Alternatively, if you have a Node.js-style callback(err, result) function, you can pass the result of the promise into it with something like:

The main thing to note is that it is an error to discard the result of a promise-returning function, as that will cause exceptions to go unobserved. If you have nothing better to do with the result, just call .done() on it. See http://documentup.com/kriskowal/q/#the-end for more information.

Methods which return a promise show this in their documentation.

Many methods in the SDK support both Node.js-style callbacks and Promises, via an optional callback argument. The callback support is now deprecated: new methods do not include a callback argument, and in the future it may be removed from existing methods.

Examples

This section provides some useful code snippets which demonstrate the core functionality of the SDK. These examples assume the SDK is setup like this:

Automatically join rooms when invited

Print out messages for all rooms

Output:

Print out membership lists whenever they are changed

Output:

API Reference

A hosted reference can be found at http://matrix-org.github.io/matrix-js-sdk/index.html

This SDK uses JSDoc3 style comments. You can manually build and host the API reference from the source files like this:

Then visit http://localhost:8005 to see the API docs.

End-to-end encryption support

The SDK supports end-to-end encryption via the Olm and Megolm protocols, using libolm. It is left up to the application to make libolm available, via the Olm global.

It is also necessry to call matrixClient.initCrypto() after creating a new MatrixClient (but before calling matrixClient.startClient()) to initialise the crypto layer.

If the Olm global is not available, the SDK will show a warning, as shown below; initCrypto() will also fail.

If the crypto layer is not (successfully) initialised, the SDK will continue to work for unencrypted rooms, but it will not support the E2E parts of the Matrix specification.

To provide the Olm library in a browser application:

To provide the Olm library in a node.js application:

  • yarn add https://packages.matrix.org/npm/olm/olm-3.0.0.tgz (replace the URL with the latest version you want to use from https://packages.matrix.org/npm/olm/)
  • global.Olm = require('olm'); before loading matrix-js-sdk.

If you want to package Olm as dependency for your node.js application, you can use yarn add https://packages.matrix.org/npm/olm/olm-3.0.0.tgz. If your application also works without e2e crypto enabled, add --optional to mark it as an optional dependency.

Contributing

This section is for people who want to modify the SDK. If you just want to use this SDK, skip this section.

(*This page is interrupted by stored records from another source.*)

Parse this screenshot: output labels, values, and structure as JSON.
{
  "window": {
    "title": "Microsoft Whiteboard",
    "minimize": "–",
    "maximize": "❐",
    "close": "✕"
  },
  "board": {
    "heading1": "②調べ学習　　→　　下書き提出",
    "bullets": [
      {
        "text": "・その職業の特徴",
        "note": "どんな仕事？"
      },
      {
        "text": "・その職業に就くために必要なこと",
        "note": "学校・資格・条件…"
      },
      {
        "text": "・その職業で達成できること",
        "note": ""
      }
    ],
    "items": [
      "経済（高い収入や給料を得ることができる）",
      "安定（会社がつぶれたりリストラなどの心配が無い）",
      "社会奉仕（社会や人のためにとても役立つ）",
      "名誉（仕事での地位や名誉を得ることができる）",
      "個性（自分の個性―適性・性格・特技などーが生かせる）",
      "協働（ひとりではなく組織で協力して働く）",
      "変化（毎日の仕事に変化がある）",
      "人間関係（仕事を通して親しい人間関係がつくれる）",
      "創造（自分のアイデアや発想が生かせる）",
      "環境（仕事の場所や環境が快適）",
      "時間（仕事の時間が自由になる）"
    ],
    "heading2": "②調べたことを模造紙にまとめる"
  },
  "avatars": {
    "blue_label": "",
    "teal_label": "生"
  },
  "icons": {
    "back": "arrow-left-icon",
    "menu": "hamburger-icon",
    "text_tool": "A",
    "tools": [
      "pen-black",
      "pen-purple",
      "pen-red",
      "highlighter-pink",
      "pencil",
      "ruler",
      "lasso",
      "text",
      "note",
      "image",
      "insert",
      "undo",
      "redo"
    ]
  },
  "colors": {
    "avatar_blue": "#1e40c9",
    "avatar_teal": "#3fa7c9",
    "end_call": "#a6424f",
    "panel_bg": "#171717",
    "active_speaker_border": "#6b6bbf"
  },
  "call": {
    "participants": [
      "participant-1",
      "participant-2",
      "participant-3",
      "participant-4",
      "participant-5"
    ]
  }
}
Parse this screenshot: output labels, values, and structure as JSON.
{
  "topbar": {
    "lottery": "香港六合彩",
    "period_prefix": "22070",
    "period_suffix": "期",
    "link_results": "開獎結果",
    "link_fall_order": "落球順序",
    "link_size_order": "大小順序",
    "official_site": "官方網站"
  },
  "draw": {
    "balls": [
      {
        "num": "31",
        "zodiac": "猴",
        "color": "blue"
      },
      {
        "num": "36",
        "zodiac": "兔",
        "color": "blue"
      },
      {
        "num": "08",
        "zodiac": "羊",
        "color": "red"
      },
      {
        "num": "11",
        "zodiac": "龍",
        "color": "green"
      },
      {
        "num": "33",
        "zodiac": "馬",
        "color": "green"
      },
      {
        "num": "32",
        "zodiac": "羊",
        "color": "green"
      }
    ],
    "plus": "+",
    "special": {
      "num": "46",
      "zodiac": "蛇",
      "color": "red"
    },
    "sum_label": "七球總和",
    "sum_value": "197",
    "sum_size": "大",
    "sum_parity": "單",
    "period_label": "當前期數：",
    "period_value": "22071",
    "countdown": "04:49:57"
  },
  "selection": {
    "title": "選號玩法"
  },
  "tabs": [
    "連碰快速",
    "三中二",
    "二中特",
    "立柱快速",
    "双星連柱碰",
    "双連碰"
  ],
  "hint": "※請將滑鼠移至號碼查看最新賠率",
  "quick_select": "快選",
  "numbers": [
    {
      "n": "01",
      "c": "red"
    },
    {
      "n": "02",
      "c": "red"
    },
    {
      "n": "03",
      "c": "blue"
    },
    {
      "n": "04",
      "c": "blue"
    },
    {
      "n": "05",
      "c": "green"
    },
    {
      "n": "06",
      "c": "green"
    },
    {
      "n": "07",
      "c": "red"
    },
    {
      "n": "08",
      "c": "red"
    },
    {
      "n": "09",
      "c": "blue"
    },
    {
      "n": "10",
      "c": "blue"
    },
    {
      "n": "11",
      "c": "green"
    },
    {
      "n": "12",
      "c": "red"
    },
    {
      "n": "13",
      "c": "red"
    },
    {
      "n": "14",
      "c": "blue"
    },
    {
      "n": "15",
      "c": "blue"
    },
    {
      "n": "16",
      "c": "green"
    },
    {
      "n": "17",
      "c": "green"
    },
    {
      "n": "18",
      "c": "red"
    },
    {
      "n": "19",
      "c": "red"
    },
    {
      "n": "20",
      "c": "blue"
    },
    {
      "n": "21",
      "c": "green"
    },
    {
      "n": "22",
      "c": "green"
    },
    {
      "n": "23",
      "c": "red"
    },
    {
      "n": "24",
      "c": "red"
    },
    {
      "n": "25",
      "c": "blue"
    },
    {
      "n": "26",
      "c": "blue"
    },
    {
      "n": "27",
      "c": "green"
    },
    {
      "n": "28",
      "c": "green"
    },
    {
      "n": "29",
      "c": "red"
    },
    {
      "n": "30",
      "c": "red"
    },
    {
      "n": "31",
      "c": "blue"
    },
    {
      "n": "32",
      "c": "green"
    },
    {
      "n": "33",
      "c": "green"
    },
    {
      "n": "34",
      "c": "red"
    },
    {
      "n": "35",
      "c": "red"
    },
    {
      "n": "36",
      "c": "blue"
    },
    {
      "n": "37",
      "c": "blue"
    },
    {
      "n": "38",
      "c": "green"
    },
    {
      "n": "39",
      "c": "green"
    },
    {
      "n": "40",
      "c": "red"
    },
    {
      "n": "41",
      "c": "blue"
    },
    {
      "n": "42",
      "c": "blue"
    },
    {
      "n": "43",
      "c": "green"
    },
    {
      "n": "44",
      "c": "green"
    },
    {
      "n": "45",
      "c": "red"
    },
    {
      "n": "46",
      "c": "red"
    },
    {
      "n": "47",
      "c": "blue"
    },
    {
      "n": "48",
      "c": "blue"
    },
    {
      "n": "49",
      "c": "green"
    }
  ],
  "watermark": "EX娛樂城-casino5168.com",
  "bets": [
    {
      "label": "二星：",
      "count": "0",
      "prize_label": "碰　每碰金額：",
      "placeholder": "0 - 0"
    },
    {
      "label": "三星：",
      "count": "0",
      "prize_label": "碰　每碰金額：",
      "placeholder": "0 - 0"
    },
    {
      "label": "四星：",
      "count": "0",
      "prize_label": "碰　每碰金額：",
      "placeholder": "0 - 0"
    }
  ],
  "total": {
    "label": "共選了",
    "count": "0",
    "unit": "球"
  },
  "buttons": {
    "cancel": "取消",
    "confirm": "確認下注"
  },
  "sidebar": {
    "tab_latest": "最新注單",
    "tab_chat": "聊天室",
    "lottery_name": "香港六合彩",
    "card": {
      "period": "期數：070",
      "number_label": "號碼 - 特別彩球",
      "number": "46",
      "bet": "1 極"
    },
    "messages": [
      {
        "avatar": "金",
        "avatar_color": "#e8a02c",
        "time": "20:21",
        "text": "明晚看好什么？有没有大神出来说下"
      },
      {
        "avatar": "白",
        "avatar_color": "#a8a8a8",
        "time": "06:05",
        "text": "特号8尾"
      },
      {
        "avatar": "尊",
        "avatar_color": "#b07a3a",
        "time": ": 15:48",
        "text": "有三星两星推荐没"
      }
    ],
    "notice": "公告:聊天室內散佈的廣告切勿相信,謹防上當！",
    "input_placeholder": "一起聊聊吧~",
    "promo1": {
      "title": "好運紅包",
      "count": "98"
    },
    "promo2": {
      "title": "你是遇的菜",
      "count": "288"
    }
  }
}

First, you need to pull in the right build tools:

Building

To build a browser version from scratch when developing::

To constantly do builds when files are modified (using watchify)::

To run tests (Jasmine)::

To run linting: